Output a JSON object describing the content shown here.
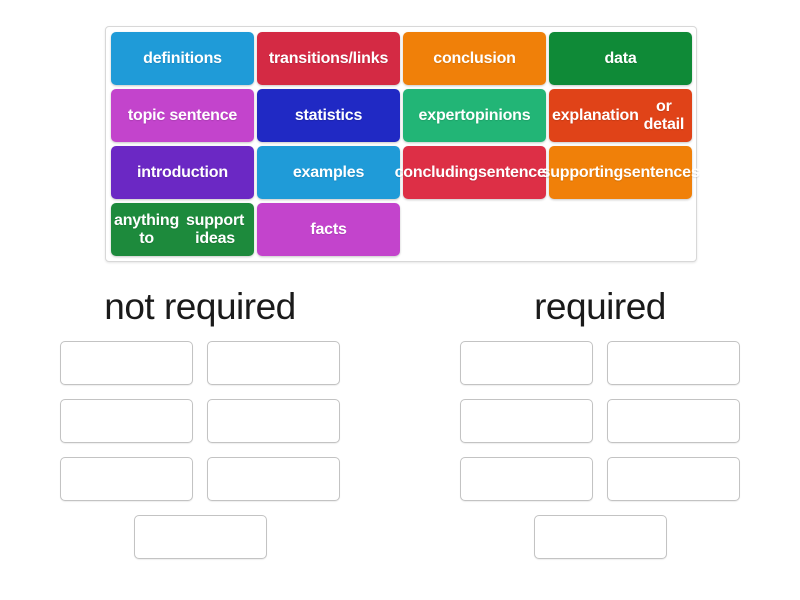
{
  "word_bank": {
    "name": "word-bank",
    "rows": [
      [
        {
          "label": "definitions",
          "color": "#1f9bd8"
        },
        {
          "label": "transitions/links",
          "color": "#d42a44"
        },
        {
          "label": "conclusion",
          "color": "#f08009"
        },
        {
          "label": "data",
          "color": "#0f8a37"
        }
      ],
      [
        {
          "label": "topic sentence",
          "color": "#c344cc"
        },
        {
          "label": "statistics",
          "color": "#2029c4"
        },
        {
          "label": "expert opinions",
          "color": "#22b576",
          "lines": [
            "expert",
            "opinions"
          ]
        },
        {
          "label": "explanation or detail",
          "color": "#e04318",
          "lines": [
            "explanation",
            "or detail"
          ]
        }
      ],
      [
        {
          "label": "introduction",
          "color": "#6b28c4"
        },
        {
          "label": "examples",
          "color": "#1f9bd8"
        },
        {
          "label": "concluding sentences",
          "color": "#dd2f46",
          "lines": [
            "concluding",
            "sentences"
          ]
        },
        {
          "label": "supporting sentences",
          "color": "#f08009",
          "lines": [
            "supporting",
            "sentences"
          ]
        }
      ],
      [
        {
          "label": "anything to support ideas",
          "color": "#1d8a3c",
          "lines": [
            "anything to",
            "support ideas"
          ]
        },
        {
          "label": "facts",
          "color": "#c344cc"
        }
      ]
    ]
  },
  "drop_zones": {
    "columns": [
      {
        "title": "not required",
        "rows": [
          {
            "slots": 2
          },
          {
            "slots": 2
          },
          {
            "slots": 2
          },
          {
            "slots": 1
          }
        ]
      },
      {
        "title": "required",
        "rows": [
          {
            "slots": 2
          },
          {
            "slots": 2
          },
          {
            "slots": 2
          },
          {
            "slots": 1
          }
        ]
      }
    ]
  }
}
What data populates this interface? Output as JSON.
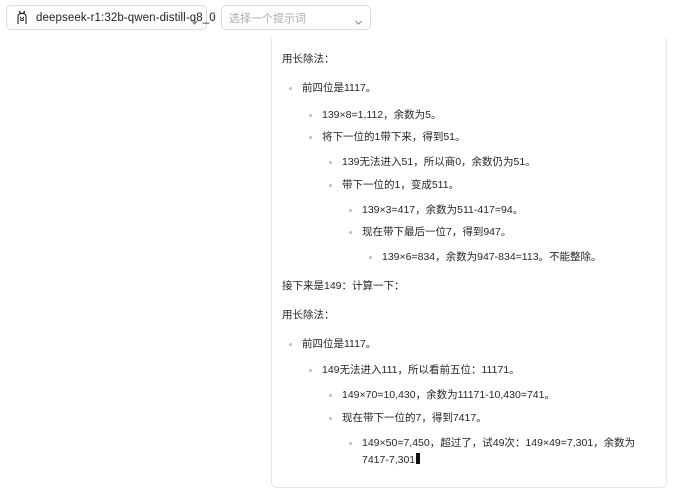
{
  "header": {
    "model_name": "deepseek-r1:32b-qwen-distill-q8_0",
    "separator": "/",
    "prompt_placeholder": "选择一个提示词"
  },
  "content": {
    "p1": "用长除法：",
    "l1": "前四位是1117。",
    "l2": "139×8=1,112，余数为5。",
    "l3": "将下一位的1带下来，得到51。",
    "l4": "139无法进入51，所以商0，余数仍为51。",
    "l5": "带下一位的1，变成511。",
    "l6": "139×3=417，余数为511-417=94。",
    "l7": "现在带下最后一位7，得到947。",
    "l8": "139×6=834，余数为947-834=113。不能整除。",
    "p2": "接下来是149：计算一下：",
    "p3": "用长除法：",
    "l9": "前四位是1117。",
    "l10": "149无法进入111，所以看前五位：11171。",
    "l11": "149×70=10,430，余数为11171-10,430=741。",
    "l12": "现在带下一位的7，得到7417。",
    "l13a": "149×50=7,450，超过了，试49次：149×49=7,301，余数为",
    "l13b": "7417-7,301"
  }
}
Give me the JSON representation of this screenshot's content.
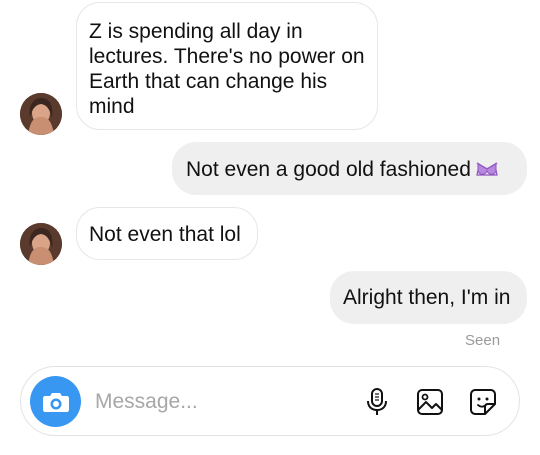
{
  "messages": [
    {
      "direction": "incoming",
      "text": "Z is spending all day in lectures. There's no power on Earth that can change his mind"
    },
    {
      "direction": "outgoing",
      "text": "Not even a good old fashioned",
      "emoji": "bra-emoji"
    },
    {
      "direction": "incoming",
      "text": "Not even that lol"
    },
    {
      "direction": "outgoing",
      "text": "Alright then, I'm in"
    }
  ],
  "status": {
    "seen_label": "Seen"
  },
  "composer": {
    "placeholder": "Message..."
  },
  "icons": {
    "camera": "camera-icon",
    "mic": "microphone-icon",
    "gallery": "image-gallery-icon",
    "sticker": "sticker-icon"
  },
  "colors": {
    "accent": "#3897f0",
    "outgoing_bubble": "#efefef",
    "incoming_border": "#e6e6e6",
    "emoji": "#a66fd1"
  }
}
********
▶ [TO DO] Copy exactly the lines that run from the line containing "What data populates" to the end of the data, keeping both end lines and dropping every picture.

▶ [SOLVED PROBLEM]
What data populates this interface? Output as JSON.
{
  "header": {
    "model_name": "deepseek-r1:32b-qwen-distill-q8_0",
    "separator": "/",
    "prompt_placeholder": "选择一个提示词"
  },
  "content": {
    "p1": "用长除法：",
    "l1": "前四位是1117。",
    "l2": "139×8=1,112，余数为5。",
    "l3": "将下一位的1带下来，得到51。",
    "l4": "139无法进入51，所以商0，余数仍为51。",
    "l5": "带下一位的1，变成511。",
    "l6": "139×3=417，余数为511-417=94。",
    "l7": "现在带下最后一位7，得到947。",
    "l8": "139×6=834，余数为947-834=113。不能整除。",
    "p2": "接下来是149：计算一下：",
    "p3": "用长除法：",
    "l9": "前四位是1117。",
    "l10": "149无法进入111，所以看前五位：11171。",
    "l11": "149×70=10,430，余数为11171-10,430=741。",
    "l12": "现在带下一位的7，得到7417。",
    "l13a": "149×50=7,450，超过了，试49次：149×49=7,301，余数为",
    "l13b": "7417-7,301"
  }
}
Give me the JSON representation of this screenshot's content.
{
  "messages": [
    {
      "direction": "incoming",
      "text": "Z is spending all day in lectures. There's no power on Earth that can change his mind"
    },
    {
      "direction": "outgoing",
      "text": "Not even a good old fashioned",
      "emoji": "bra-emoji"
    },
    {
      "direction": "incoming",
      "text": "Not even that lol"
    },
    {
      "direction": "outgoing",
      "text": "Alright then, I'm in"
    }
  ],
  "status": {
    "seen_label": "Seen"
  },
  "composer": {
    "placeholder": "Message..."
  },
  "icons": {
    "camera": "camera-icon",
    "mic": "microphone-icon",
    "gallery": "image-gallery-icon",
    "sticker": "sticker-icon"
  },
  "colors": {
    "accent": "#3897f0",
    "outgoing_bubble": "#efefef",
    "incoming_border": "#e6e6e6",
    "emoji": "#a66fd1"
  }
}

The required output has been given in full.